Brief – One line at a time, check the entries below for the word "icon", and copy each line that has it.

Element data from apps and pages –
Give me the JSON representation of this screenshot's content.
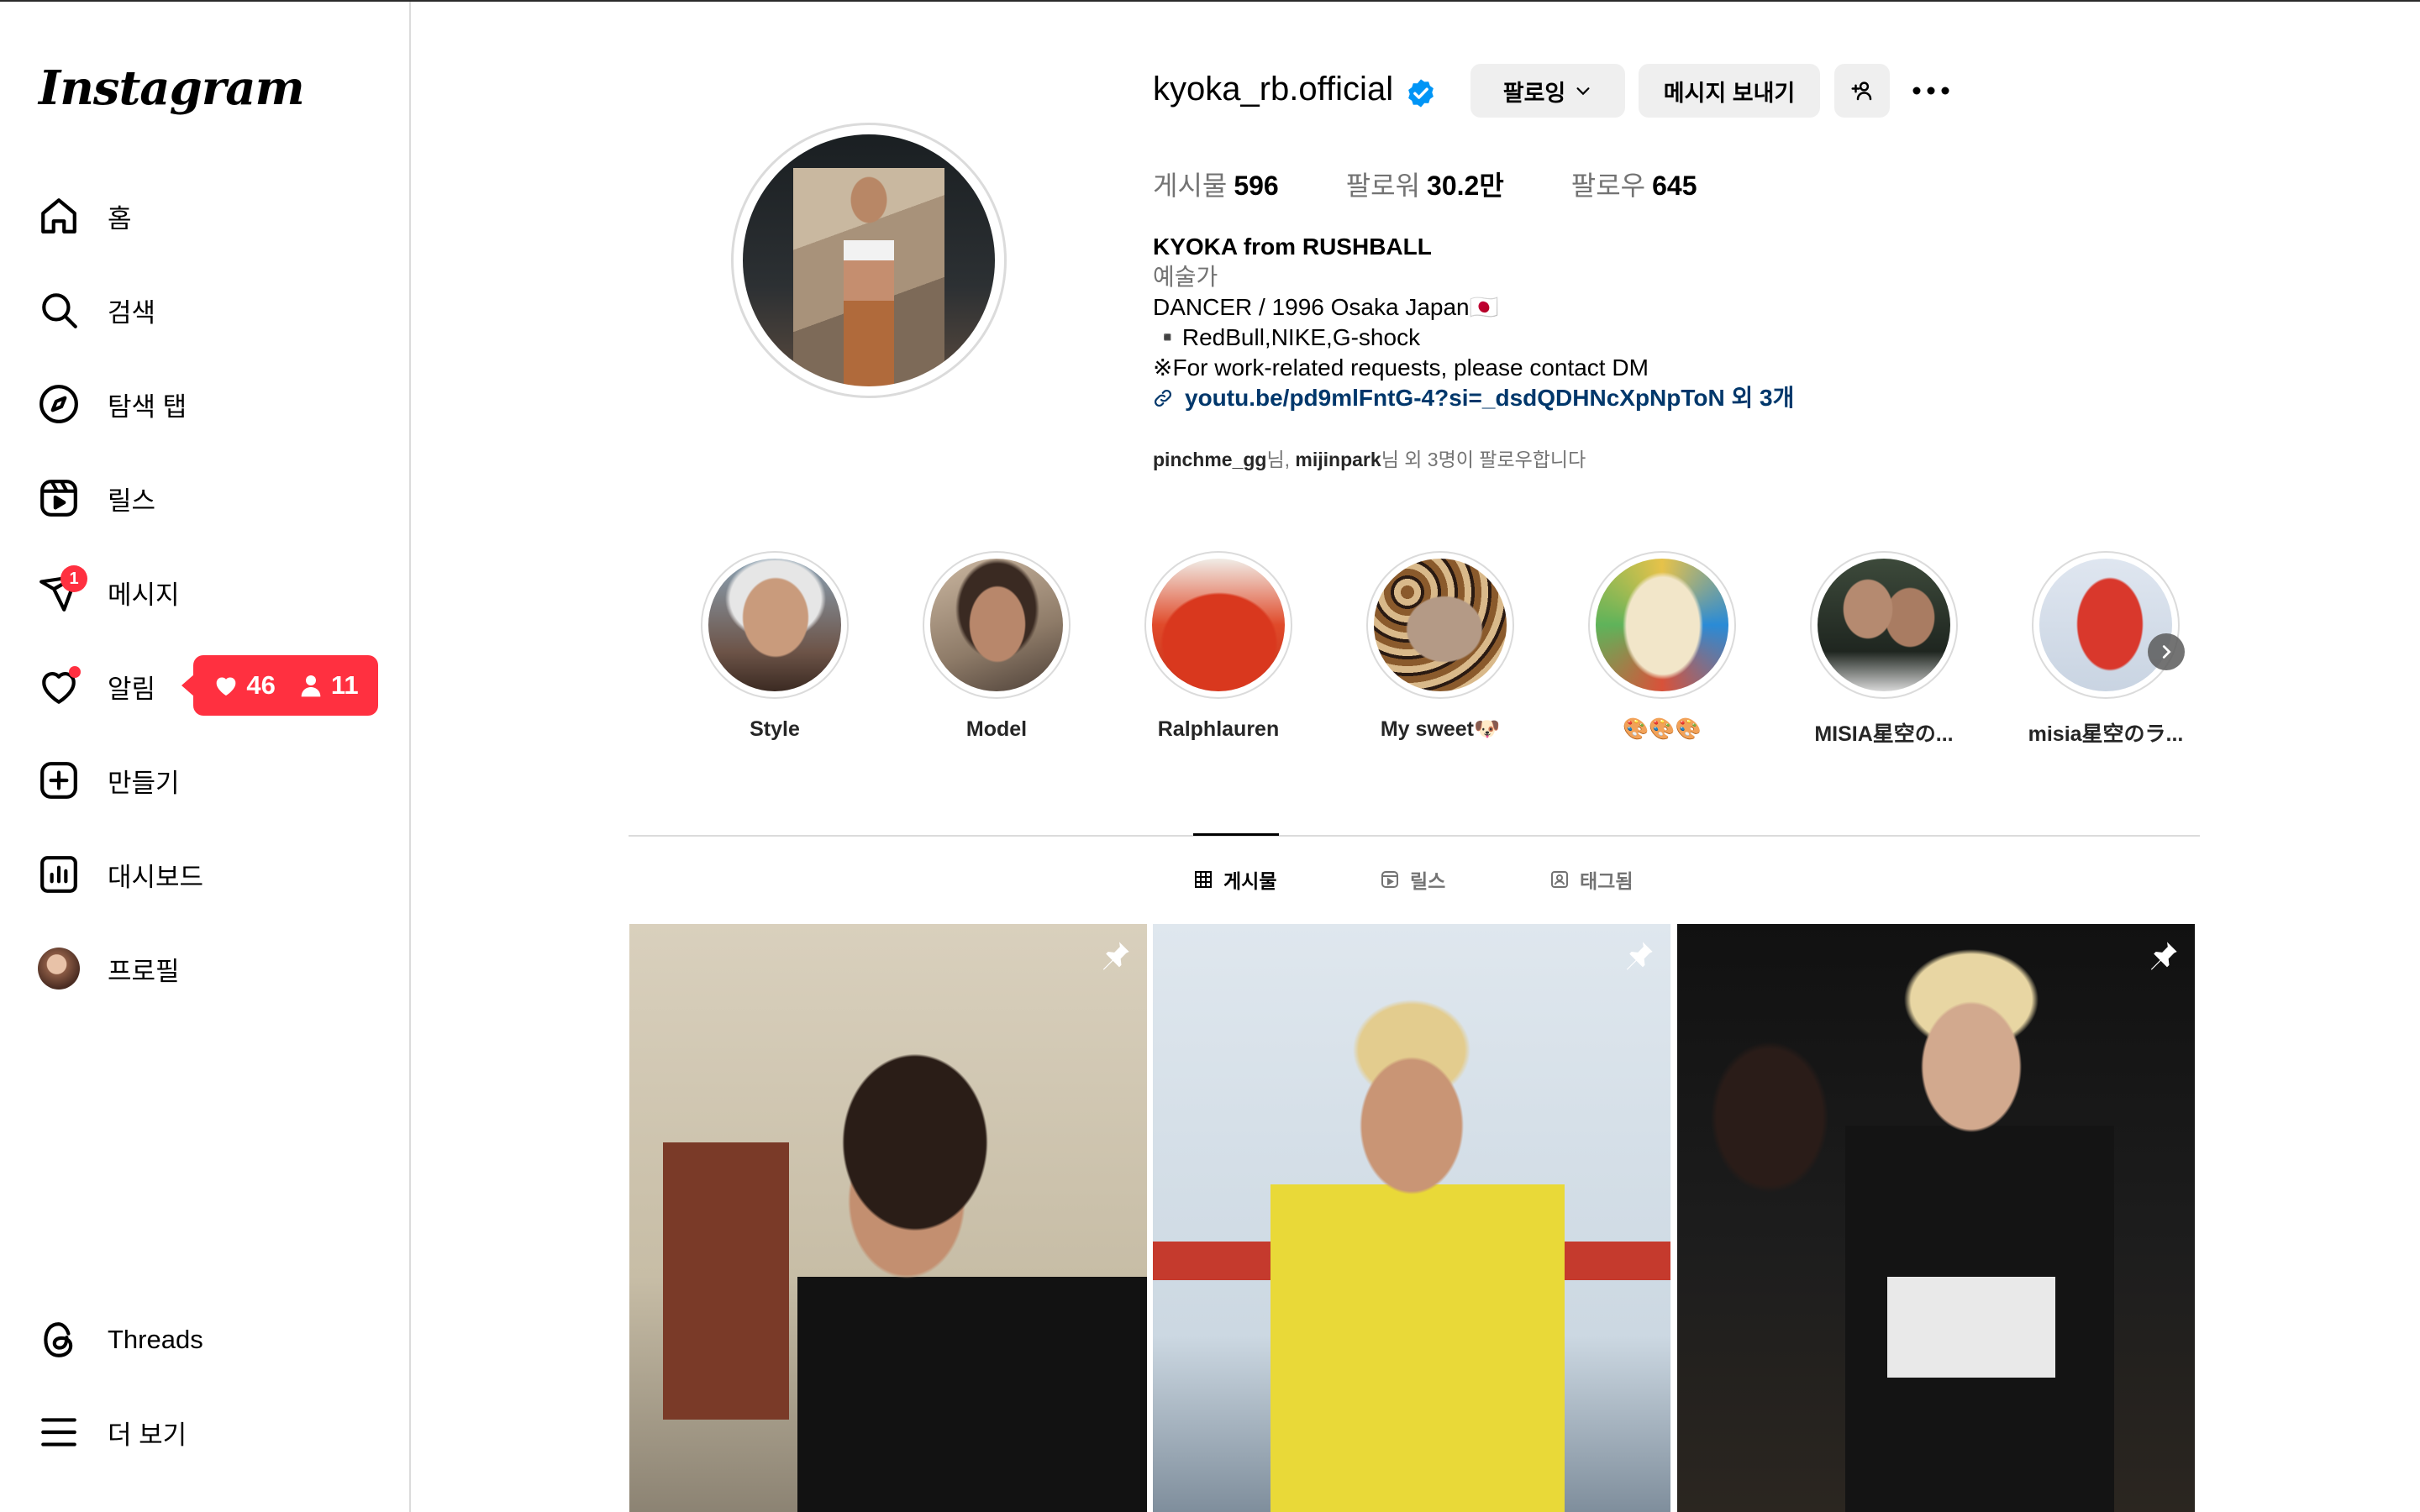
{
  "app": {
    "logo_text": "Instagram"
  },
  "sidebar": {
    "items": [
      {
        "label": "홈",
        "icon": "home-icon"
      },
      {
        "label": "검색",
        "icon": "search-icon"
      },
      {
        "label": "탐색 탭",
        "icon": "compass-icon"
      },
      {
        "label": "릴스",
        "icon": "reels-icon"
      },
      {
        "label": "메시지",
        "icon": "messenger-icon",
        "badge": "1"
      },
      {
        "label": "알림",
        "icon": "heart-icon"
      },
      {
        "label": "만들기",
        "icon": "plus-square-icon"
      },
      {
        "label": "대시보드",
        "icon": "dashboard-icon"
      },
      {
        "label": "프로필",
        "icon": "avatar"
      }
    ],
    "threads_label": "Threads",
    "more_label": "더 보기",
    "notification_popup": {
      "likes": "46",
      "follows": "11"
    }
  },
  "profile": {
    "username": "kyoka_rb.official",
    "verified": true,
    "following_button": "팔로잉",
    "message_button": "메시지 보내기",
    "stats": [
      {
        "label": "게시물",
        "value": "596"
      },
      {
        "label": "팔로워",
        "value": "30.2만"
      },
      {
        "label": "팔로우",
        "value": "645"
      }
    ],
    "bio": {
      "name": "KYOKA from RUSHBALL",
      "category": "예술가",
      "line1": "DANCER / 1996 Osaka Japan🇯🇵",
      "line2": "▪️RedBull,NIKE,G-shock",
      "line3": "※For work-related requests, please contact DM",
      "link": "youtu.be/pd9mlFntG-4?si=_dsdQDHNcXpNpToN 외 3개"
    },
    "followed_by": {
      "user1": "pinchme_gg",
      "suffix1": "님, ",
      "user2": "mijinpark",
      "suffix2": "님 외 3명이 팔로우합니다"
    }
  },
  "highlights": [
    {
      "label": "Style"
    },
    {
      "label": "Model"
    },
    {
      "label": "Ralphlauren"
    },
    {
      "label": "My sweet🐶"
    },
    {
      "label": "🎨🎨🎨"
    },
    {
      "label": "MISIA星空の..."
    },
    {
      "label": "misia星空のラ..."
    }
  ],
  "tabs": [
    {
      "label": "게시물",
      "icon": "grid-icon",
      "active": true
    },
    {
      "label": "릴스",
      "icon": "reels-icon",
      "active": false
    },
    {
      "label": "태그됨",
      "icon": "tagged-icon",
      "active": false
    }
  ],
  "colors": {
    "accent_red": "#ff3040",
    "link_blue": "#00376b",
    "verified_blue": "#0095f6"
  }
}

Answer section –
        "icon": "home-icon"
        "icon": "search-icon"
        "icon": "compass-icon"
        "icon": "reels-icon"
        "icon": "messenger-icon",
        "icon": "heart-icon"
        "icon": "plus-square-icon"
        "icon": "dashboard-icon"
        "icon": "avatar"
      "icon": "grid-icon",
      "icon": "reels-icon",
      "icon": "tagged-icon",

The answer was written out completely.